We had heard of this beautiful natural area of deep river canyons, mountain ranges, huge waterfalls, hotsprings, and lakes...having read several books by Dick Turner set in the Nahanni. 

The park was originally established in 1972 with a total area of 4,766 square kilometres, became one of the world's first Unesco World Heritage sites in 1978,  and was expanded to 30,000 square kilometers in 2009.  UNESCO calls the Nahanni 'one of the most spectacular wild rivers in North America.'

The only way into Nahanni National Park is by helicopter or float plane...or maybe by foot, if you are a little crazy. We booked our flight months in advance with Simpson Air based in Fort Simpson and planned our vacation around it.

Our pilot for the day was Ted Grant, owner of Simpson Air. What a privilege to have him both at the controls and as our tour guide, with his vast knowledge of the area and decades of experience.  He came to Fort Simpson as an RCMP officer originally, fell in love with Nahanni and bought Simpson Air in 1981. His goal is to become the world's oldest bush pilot. I think he might just accomplish that.

We boarded the Cessna on the banks of the Mackenzie River, where we met a couple from Ontario who were our flight-mates for the day.  As it turned out, there were three float planes doing the 'Nahanni all-day tour' that day...and we met up at each of our stops.

We left Fort Simpson behind and then soared westward...

...over low swamplands and boreal forests

...and on to the canyons of the Nahanni.

The Nahanni River begins in the Mackenzie Range and winds it way through mountains and valleys before it empties into the Liard River.

We landed on the river just above Virginia Falls.  All was calm and peaceful here!

From there we walked to the falls...

...with a park ranger as our guide.

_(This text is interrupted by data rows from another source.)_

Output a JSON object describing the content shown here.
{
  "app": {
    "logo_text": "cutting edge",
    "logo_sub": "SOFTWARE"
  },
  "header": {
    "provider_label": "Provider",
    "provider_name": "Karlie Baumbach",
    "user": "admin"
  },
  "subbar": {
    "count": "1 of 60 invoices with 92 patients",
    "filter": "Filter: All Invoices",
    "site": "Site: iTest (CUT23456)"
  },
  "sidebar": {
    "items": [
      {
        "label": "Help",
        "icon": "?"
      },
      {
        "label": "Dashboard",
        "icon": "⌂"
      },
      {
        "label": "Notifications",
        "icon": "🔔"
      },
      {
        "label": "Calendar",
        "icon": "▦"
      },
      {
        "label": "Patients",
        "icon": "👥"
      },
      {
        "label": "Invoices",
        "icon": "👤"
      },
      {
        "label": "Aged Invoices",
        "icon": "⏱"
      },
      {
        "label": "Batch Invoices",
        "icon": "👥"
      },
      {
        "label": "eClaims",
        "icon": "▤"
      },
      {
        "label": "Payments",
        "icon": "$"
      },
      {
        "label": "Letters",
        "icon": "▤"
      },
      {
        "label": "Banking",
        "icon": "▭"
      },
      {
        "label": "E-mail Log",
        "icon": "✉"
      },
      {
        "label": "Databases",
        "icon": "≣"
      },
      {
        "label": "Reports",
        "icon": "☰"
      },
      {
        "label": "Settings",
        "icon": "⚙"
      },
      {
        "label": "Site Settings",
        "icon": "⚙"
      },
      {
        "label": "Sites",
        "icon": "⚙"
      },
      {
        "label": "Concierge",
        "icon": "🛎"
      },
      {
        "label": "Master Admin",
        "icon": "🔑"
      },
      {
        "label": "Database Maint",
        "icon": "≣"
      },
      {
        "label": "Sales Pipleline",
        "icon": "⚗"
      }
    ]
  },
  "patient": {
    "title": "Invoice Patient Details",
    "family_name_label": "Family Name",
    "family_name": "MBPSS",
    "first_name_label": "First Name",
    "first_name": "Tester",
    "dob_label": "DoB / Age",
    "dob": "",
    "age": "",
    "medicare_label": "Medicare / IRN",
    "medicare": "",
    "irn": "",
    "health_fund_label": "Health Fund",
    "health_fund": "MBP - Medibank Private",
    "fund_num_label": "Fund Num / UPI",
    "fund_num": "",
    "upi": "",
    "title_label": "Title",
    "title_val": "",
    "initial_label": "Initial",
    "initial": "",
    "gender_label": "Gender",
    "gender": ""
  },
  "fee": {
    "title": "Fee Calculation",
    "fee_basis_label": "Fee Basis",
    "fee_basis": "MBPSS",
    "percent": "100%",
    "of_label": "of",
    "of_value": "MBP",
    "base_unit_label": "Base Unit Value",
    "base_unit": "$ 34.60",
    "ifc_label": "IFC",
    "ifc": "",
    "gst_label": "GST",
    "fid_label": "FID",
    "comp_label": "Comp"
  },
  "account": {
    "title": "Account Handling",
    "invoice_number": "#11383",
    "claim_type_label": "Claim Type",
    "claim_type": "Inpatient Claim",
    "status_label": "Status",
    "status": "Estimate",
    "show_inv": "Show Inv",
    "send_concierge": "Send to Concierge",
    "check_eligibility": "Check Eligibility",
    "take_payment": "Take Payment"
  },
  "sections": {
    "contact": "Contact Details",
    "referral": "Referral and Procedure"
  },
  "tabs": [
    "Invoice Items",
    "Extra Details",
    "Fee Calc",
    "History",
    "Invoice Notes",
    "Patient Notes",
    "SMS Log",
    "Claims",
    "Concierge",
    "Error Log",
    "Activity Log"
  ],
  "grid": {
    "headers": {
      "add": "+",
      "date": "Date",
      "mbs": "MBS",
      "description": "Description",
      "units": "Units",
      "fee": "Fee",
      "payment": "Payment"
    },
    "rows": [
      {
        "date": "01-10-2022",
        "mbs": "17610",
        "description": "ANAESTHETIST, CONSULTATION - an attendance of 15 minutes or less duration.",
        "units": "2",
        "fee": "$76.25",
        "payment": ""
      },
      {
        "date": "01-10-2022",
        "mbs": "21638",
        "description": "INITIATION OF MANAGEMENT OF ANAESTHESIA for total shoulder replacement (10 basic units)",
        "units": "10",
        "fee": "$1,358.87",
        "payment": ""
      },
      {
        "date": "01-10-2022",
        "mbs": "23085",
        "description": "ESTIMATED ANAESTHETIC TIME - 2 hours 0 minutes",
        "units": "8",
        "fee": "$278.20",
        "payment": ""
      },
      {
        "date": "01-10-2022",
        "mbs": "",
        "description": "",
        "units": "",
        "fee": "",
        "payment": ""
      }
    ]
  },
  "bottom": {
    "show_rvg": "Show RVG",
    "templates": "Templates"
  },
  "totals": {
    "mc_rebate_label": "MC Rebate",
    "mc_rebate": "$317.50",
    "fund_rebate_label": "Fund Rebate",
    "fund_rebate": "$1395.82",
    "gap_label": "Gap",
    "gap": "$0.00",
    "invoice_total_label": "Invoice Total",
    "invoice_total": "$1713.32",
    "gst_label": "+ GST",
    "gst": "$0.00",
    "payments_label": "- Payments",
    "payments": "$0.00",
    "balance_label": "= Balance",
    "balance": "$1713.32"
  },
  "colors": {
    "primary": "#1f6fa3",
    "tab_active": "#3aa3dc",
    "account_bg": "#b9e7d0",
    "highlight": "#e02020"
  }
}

Virginia Falls drops some 96 meters (302 feet)...twice the height of Niagara Falls.  It was really quite spectacular!

We had lunch on a rock with a view...with a thundering river providing background music.

After lunch, we flew within arms length of the Cirque of the Unclimbables, a group of several cirques with 9000' granite peaks that drain through an alpine garden. First visited in 1955, these jagged rugged peaks were thought to be unclimbable.  Now they are a challenge to expert climbers from around the world.

There were hotsprings, geothermal ponds and Rabitkettle Tufa Mound...the largest tufa mound in Canada, standing thirty meters tall.  Thousands of years old, the mound is formed by thermal springs that bubble up from the volcanic ground, leaching calcium carbonate that hardens into a crust of tufa.

Our next stop was Glacier Lake.

Peaceful. Tranquil.

Until three float planes arrived.

It was also a fuel-stop.  Unless they gassed up, we would not be returning to Fort Simpson! That cabin-shed on the shore had a good supply of fuel...brought in by the barrel before the tourist season.  All that was needed was a Canadian Tire bucket, a funnel and a strong arm to fill up the tank. 

Oh, and one more thing.  Something on the wing needed fixing!  The owner sent the young Aussie pilot up to do the job.  And then, we were good to go.

We 'shared the chairs' at Glacier Lake, skipped rocks on the water, built Inukshuks,  and by the time the planes were serviced, it was time to go.  On to Little Doctor Lake...

...and Nahanni Lodge.  The lodge is nestled among the trees on the shore of  lake...a remote, private wilderness retreat.  It is owned and operated by Ted Grant, our pilot and the owner of Simpson Air.
A couple from Victoria, BC were staying there for several days, and came out to greet us as we landed. They were having the time of their life...and thought it would be a fabulous place for a family reunion.

As the day came to an end, we climbed back into our plane for the last leg...a flight of 100 kms. back to Fort Simpson.  Below us was the  Ram Plateau...grassy plains, deep canyons, as well as hoodoo and karst formations. We saw a group of Dall's sheep above the cliffs.

It was evening by the time we landed in Fort Simpson.  Our 6-8 hour day trip was extended to 10 hours.  And a most delightful 10 hours it was!

With only about 1000 visitors per year, we feel especially privileged to have had the opportunity to visit Nahanni National Park as Canada celebrates its 150th anniversary.